Every record below, from first to last, should be copied exactly; leave the pictures out.

• **Interface dataset entries**
"""

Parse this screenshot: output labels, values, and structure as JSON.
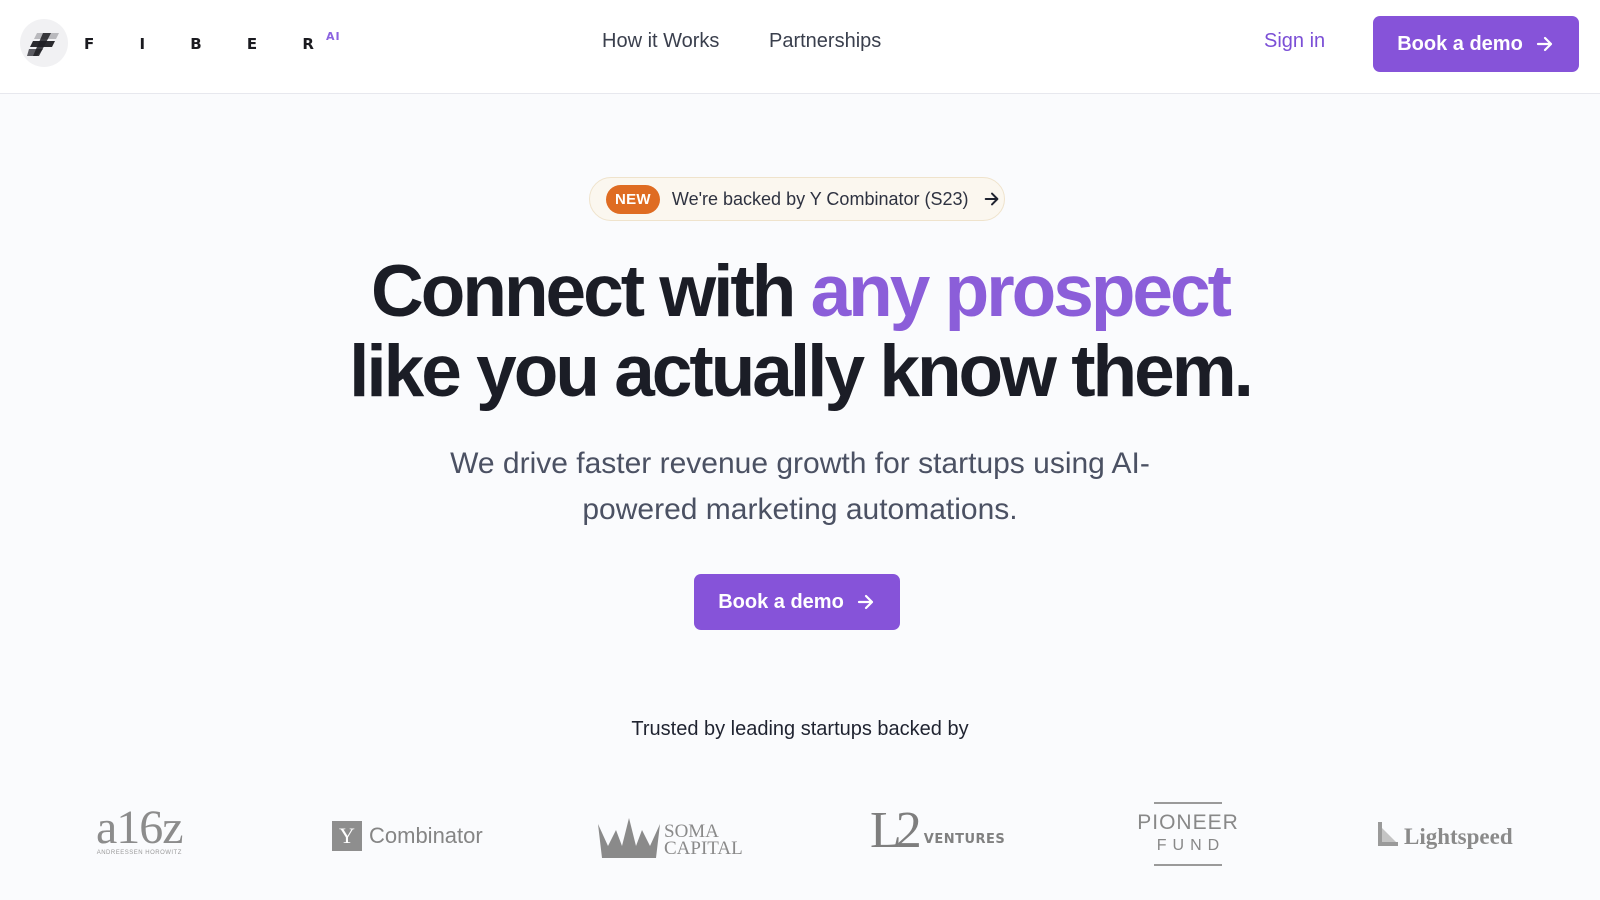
{
  "header": {
    "brand": {
      "name": "F I B E R",
      "suffix": "AI",
      "logo_icon": "fiber-logo-icon"
    },
    "nav": [
      {
        "label": "How it Works"
      },
      {
        "label": "Partnerships"
      }
    ],
    "sign_in_label": "Sign in",
    "cta_label": "Book a demo"
  },
  "hero": {
    "announcement": {
      "badge": "NEW",
      "text": "We're backed by Y Combinator (S23)",
      "icon": "arrow-right-icon"
    },
    "headline": {
      "part1": "Connect with ",
      "accent": "any prospect",
      "line2": "like you actually know them."
    },
    "subheadline": "We drive faster revenue growth for startups using AI-powered marketing automations.",
    "cta_label": "Book a demo",
    "trusted_label": "Trusted by leading startups backed by"
  },
  "investors": {
    "a16z": {
      "mark": "a16z",
      "tagline": "ANDREESSEN HOROWITZ"
    },
    "yc": {
      "box": "Y",
      "word": "Combinator"
    },
    "soma": {
      "line1": "SOMA",
      "line2": "CAPITAL"
    },
    "l2": {
      "mark": "L2",
      "word": "VENTURES"
    },
    "pioneer": {
      "line1": "PIONEER",
      "line2": "FUND"
    },
    "lightspeed": {
      "word": "Lightspeed"
    }
  },
  "colors": {
    "accent": "#8653d9",
    "badge": "#df6c22",
    "heading": "#1b1d26",
    "body_text": "#4b5163"
  }
}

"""

• **Solution below**
Parse this screenshot: output labels, values, and structure as JSON.
{
  "header": {
    "brand": {
      "name": "F I B E R",
      "suffix": "AI",
      "logo_icon": "fiber-logo-icon"
    },
    "nav": [
      {
        "label": "How it Works"
      },
      {
        "label": "Partnerships"
      }
    ],
    "sign_in_label": "Sign in",
    "cta_label": "Book a demo"
  },
  "hero": {
    "announcement": {
      "badge": "NEW",
      "text": "We're backed by Y Combinator (S23)",
      "icon": "arrow-right-icon"
    },
    "headline": {
      "part1": "Connect with ",
      "accent": "any prospect",
      "line2": "like you actually know them."
    },
    "subheadline": "We drive faster revenue growth for startups using AI-powered marketing automations.",
    "cta_label": "Book a demo",
    "trusted_label": "Trusted by leading startups backed by"
  },
  "investors": {
    "a16z": {
      "mark": "a16z",
      "tagline": "ANDREESSEN HOROWITZ"
    },
    "yc": {
      "box": "Y",
      "word": "Combinator"
    },
    "soma": {
      "line1": "SOMA",
      "line2": "CAPITAL"
    },
    "l2": {
      "mark": "L2",
      "word": "VENTURES"
    },
    "pioneer": {
      "line1": "PIONEER",
      "line2": "FUND"
    },
    "lightspeed": {
      "word": "Lightspeed"
    }
  },
  "colors": {
    "accent": "#8653d9",
    "badge": "#df6c22",
    "heading": "#1b1d26",
    "body_text": "#4b5163"
  }
}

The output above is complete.